= WHAT YOU NEED TO DO =
Show, from the records below, all lines that contain the word "info".

= SUPPLIED ENTRIES =
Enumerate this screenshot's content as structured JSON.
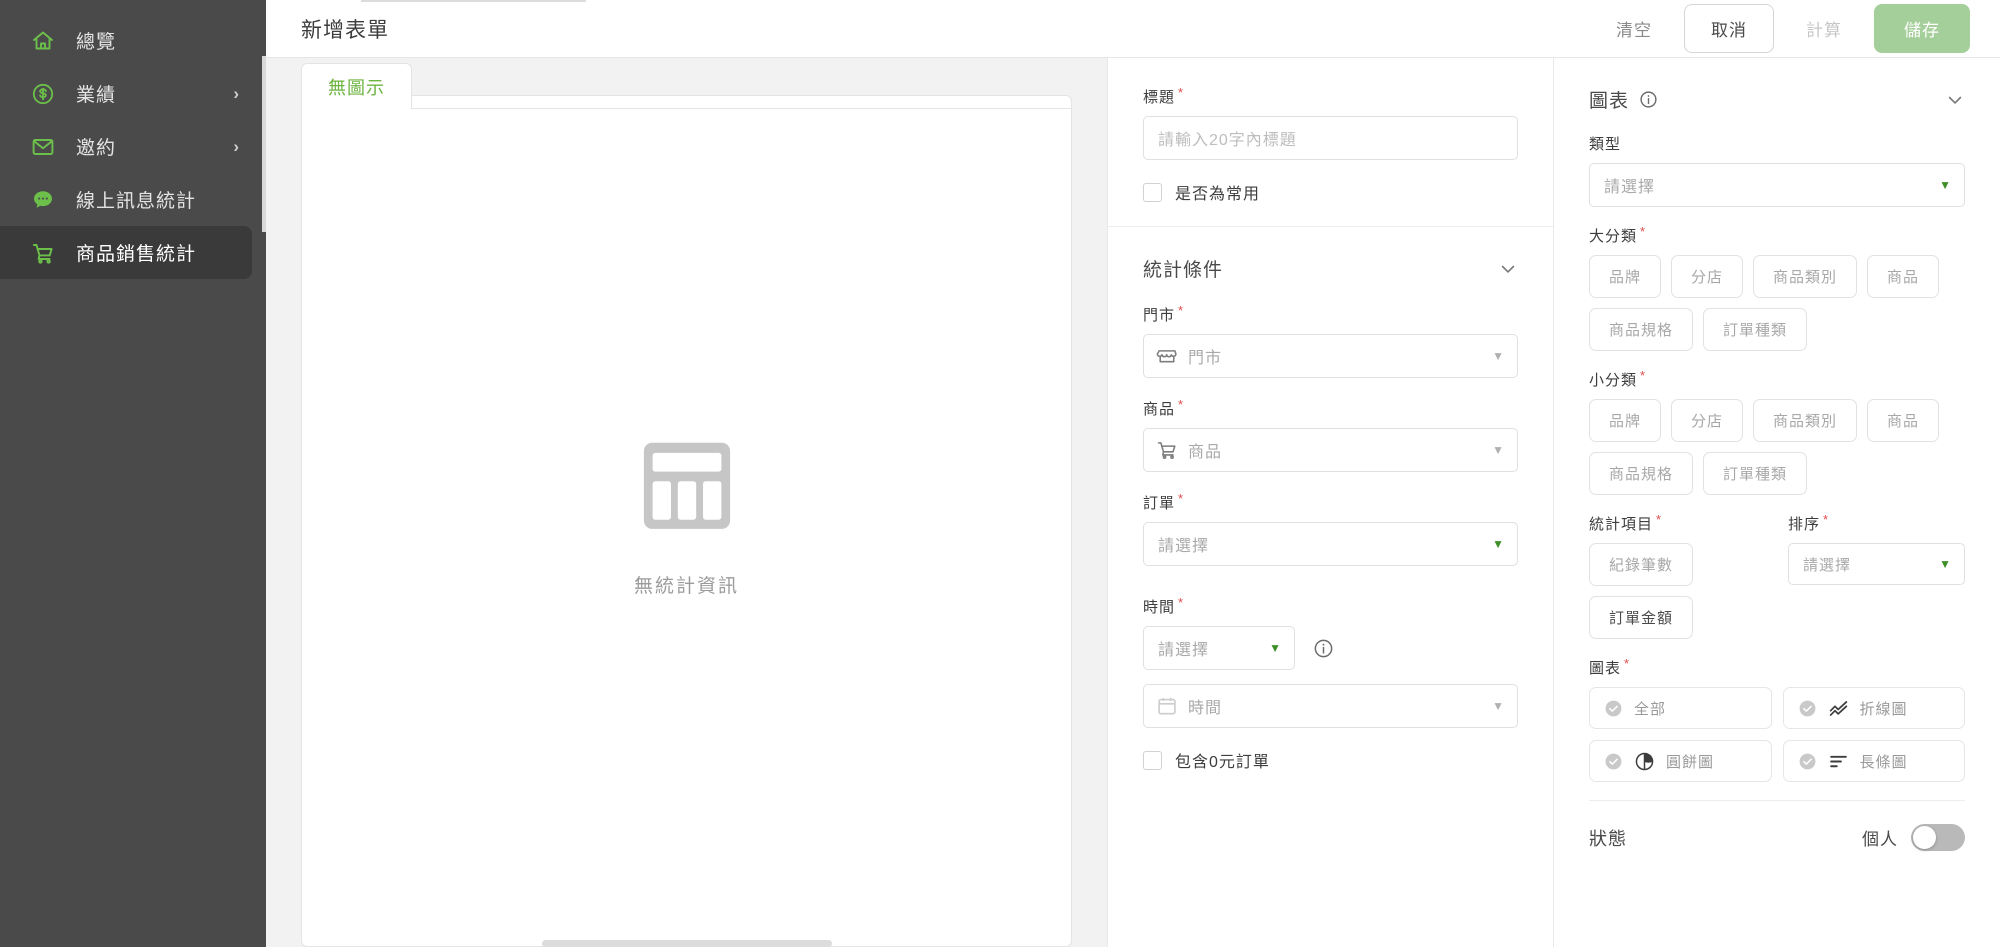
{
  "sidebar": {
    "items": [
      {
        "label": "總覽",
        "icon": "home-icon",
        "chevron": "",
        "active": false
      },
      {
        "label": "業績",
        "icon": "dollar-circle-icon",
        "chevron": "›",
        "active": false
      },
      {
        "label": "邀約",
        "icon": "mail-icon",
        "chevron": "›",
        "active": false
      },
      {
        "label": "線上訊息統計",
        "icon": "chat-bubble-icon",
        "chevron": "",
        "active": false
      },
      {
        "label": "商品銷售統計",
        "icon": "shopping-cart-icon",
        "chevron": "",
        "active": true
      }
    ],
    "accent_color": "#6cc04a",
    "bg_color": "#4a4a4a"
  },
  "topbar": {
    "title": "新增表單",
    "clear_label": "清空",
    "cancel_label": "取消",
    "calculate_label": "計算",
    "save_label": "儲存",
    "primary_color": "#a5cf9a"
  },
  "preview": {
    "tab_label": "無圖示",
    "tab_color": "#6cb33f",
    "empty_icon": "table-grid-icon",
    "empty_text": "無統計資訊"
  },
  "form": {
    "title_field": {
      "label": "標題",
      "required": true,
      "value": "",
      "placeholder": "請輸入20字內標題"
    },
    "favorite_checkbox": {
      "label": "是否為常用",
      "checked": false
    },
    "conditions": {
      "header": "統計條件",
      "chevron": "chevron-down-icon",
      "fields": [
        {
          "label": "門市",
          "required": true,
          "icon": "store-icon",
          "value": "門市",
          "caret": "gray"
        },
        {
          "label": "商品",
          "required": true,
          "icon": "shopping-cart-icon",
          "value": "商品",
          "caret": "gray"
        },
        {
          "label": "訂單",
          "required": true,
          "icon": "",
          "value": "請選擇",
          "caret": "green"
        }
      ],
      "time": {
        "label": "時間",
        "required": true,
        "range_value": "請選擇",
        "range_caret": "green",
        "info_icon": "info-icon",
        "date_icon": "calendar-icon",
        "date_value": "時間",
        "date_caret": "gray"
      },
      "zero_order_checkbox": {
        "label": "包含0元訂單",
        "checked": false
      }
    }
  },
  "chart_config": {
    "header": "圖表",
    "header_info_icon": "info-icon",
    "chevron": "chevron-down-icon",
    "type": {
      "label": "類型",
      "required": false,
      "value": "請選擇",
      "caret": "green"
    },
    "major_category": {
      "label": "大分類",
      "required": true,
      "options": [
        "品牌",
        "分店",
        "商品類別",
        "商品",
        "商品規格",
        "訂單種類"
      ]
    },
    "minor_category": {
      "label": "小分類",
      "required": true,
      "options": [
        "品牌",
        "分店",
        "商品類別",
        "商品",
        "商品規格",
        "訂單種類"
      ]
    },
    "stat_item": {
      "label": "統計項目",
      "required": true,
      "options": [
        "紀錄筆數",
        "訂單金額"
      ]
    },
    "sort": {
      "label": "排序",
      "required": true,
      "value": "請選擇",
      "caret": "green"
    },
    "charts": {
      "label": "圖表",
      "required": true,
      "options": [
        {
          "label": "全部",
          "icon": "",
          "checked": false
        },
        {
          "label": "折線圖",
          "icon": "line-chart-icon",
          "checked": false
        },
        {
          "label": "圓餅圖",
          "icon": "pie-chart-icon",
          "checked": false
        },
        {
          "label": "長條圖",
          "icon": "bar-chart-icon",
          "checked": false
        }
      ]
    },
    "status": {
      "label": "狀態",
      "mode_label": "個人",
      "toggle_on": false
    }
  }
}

= COMPLETED TASK =
        "info_icon": "info-icon",
    "header_info_icon": "info-icon",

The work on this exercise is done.